WORK TO BE COMPLETED: Where does the word "this" show up in the records? Copy every line that holds it.

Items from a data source
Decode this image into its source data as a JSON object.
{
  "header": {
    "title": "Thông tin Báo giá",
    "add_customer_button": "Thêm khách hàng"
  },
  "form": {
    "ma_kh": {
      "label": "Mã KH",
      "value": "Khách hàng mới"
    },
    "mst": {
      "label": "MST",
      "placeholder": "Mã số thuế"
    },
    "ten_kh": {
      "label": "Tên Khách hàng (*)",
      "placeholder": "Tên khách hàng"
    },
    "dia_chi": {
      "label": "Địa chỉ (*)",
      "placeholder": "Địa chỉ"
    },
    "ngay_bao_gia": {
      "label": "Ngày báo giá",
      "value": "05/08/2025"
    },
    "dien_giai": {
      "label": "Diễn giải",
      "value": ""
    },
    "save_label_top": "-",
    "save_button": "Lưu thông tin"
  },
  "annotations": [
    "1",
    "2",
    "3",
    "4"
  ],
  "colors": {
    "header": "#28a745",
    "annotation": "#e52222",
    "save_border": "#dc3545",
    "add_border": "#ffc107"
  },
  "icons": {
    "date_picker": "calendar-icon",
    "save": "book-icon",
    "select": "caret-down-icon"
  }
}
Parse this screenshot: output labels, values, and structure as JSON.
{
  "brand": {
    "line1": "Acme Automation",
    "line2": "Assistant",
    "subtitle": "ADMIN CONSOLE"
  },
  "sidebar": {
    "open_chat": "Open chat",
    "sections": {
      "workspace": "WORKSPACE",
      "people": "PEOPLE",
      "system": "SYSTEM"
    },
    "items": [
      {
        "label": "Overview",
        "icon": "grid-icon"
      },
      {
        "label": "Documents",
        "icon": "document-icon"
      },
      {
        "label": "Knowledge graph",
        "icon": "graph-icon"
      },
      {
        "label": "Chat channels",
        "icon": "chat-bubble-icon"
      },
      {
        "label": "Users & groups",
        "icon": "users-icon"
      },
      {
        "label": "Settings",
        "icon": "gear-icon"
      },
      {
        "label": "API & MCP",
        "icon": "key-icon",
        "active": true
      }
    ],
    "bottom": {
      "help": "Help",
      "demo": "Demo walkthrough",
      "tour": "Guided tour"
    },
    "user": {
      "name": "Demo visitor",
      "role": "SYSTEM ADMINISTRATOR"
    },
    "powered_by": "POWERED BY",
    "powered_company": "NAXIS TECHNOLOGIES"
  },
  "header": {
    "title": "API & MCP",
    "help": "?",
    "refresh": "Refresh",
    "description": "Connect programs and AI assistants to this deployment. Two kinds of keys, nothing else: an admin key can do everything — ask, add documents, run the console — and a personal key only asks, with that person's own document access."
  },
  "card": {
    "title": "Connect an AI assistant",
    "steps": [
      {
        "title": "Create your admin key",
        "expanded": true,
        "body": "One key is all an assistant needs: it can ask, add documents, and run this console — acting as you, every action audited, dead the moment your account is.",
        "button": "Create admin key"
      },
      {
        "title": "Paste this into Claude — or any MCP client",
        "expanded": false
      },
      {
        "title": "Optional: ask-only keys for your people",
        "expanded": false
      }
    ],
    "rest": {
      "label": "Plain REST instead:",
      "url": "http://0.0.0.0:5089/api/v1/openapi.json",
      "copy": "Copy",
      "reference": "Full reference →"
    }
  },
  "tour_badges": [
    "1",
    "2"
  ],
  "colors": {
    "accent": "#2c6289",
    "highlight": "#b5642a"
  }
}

SOLUTION TO THE PROBLEM:
Decode this image into its source data as a JSON object.
Parse this screenshot: output labels, values, and structure as JSON.
    "description": "Connect programs and AI assistants to this deployment. Two kinds of keys, nothing else: an admin key can do everything — ask, add documents, run the console — and a personal key only asks, with that person's own document access."
        "body": "One key is all an assistant needs: it can ask, add documents, and run this console — acting as you, every action audited, dead the moment your account is.",
        "title": "Paste this into Claude — or any MCP client",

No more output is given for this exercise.